*Work instructions*:
Scan the material below for the string "faces", and copy every line where it shows up.

*Dataset content*:

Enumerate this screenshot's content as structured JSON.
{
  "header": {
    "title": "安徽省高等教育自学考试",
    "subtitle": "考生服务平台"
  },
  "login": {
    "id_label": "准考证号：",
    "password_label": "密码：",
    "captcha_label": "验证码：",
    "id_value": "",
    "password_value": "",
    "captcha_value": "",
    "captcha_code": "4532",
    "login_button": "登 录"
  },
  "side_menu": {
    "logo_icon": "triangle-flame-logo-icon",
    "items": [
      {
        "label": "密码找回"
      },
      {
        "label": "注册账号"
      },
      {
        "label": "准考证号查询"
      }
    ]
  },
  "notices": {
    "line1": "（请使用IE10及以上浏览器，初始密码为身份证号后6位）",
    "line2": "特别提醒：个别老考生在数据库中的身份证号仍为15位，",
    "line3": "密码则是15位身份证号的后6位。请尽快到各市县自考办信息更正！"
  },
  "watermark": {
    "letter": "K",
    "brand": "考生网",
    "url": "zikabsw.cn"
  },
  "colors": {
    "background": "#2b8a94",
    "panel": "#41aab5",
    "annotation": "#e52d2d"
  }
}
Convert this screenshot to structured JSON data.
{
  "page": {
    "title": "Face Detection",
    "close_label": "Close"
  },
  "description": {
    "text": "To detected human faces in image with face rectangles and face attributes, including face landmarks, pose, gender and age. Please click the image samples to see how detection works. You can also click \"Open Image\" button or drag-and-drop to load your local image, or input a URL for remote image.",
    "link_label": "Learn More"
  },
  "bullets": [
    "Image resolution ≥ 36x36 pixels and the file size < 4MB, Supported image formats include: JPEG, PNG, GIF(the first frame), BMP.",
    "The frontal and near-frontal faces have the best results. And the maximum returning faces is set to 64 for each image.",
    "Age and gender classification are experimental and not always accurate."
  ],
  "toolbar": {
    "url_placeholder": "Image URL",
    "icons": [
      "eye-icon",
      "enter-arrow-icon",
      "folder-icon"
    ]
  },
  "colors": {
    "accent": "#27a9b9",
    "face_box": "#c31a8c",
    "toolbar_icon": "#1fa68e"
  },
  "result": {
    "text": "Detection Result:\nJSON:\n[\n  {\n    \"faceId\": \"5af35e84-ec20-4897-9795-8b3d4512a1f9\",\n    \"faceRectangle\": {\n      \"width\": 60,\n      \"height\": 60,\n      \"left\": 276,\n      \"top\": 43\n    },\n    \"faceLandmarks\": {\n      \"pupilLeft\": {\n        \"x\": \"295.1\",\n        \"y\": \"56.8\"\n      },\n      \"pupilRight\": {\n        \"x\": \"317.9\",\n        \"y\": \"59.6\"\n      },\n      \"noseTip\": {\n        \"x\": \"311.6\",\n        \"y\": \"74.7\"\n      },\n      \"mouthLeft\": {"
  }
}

*Task solution*:
    "text": "To detected human faces in image with face rectangles and face attributes, including face landmarks, pose, gender and age. Please click the image samples to see how detection works. You can also click \"Open Image\" button or drag-and-drop to load your local image, or input a URL for remote image.",
    "The frontal and near-frontal faces have the best results. And the maximum returning faces is set to 64 for each image.",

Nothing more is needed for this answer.